         {¶ 6} McLaughlin met with Jennings and explained to her that McLaughlin had already worked excessive hours due to the big event on October 13th and that McLaughlin had always been able to take a day off after an event. Jennings said that there was nothing she could do. McLaughlin then went back to speak with Menz, who said that she was sorry because she knew how much McLaughlin was looking forward to the weekend and suggested that McLaughlin should try to speak to Shannon Isom, the C.E.O. of YWCA. Id. McLaughlin tried to speak with Isom, but she was on the way out of the office. Isom asked if the matter could wait until she returned in about an hour. McLaughlin waited but Isom did not return to the office that day. Id. McLaughlin wrote an email to Isom on the 15th about the matter but did not receive a response. Id. at 11.

         {¶ 7} On October 16th, McLaughlin came into the office in the morning and worked a couple of hours. McLaughlin tried to speak with Isom, but she was not in the office that morning. McLaughlin also spoke with Menz and alerted her that McLaughlin had to leave to go on her family vacation in Michigan. Menz told McLaughlin that she would get a write-up if she left early on the 16th. Id. McLaughlin returned to work on Monday morning. On Wednesday, October 21, 2015, McLaughlin was fired by YWCA after a meeting with Isom and Jennings.

         {¶ 8} Menz had a different recollection of the events leading up to McLaughlin's termination from employment. According to Menz, she was not aware that there were times when YWCA employees received informal days off because of working a large number of hours. Id. at 22. And she did not "specifically recall" any circumstances where McLaughlin was allowed to take the next day off after the day of an event. Id. at 23. Menz conceded that it was possible that McLaughlin received time off in the past without use of personal time after an event, but she did not recall any specific instance when this occurred. Id. at 30. Menz stated that October 14, 2015 was the first day on which McLaughlin had mentioned wanting to take off October 16th. On October the 15th, Menz advised McLaughlin that Menz was told by Human Resources that there was a negative personal time balance and therefore the leave could not be approved. Menz stated that McLaughlin "said she understood." Id. at 23. At first, Menz stated that she "never actually knew why she wanted the time, " but later stated that "I think she did mention it" and that McLaughlin did discuss with Menz that she had been working a lot recently and that was part of the reason she wanted to take the 16th off from work. Id. at 24. According to Menz, McLaughlin did object to the idea that she did not have personal time available. But Menz did not discuss with her where or how the personal time may have been used. Id. at 25-26.
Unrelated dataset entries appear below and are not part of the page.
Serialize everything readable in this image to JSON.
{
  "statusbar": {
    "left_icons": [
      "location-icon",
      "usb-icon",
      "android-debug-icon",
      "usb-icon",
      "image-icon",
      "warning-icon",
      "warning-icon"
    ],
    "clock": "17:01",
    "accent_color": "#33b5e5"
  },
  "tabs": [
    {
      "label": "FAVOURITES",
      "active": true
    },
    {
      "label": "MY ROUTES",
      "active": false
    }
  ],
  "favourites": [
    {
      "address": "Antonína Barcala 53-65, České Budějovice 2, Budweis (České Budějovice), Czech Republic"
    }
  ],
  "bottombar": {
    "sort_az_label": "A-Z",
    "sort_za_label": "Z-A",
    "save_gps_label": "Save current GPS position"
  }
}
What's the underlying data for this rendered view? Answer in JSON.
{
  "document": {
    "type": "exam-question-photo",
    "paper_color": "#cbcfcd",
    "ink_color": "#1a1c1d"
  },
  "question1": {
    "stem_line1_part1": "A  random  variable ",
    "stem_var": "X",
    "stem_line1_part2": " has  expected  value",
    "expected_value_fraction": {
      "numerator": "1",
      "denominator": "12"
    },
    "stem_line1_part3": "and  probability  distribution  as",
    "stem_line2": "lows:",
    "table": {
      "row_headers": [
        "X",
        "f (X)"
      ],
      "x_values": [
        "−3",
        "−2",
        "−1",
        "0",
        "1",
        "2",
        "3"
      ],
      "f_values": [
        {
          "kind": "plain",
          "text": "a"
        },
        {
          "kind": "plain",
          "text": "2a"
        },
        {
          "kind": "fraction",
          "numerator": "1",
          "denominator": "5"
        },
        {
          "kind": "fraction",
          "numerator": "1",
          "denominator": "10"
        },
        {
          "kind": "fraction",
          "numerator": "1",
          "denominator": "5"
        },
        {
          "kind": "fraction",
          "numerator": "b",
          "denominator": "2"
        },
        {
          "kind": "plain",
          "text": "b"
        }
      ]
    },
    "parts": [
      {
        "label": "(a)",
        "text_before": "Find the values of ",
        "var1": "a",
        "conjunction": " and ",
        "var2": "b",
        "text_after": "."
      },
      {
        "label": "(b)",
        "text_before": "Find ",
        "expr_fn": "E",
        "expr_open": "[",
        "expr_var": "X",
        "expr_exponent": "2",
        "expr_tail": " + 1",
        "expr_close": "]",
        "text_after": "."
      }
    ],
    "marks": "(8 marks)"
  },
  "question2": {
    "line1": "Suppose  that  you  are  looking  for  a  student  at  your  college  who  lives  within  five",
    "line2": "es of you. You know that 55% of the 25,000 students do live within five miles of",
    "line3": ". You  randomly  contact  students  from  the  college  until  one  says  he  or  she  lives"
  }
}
         {¶ 9} Menz gave the following description of what happened on October 16th (id. at 26):

Paula came into my office at some point and just said she was leaving then and I asked if she had indeed spoken with the HR manager or the CEO and she said no. And, so I said, "I don't know what's going to happen to you if you just leave." And Paula at that point said "I ...

Buy This Entire Record For $7.95

Download the entire decision to receive the complete text, official citation,
docket number, dissents and concurrences, and footnotes for this case.

Learn more about what you receive with purchase of this case.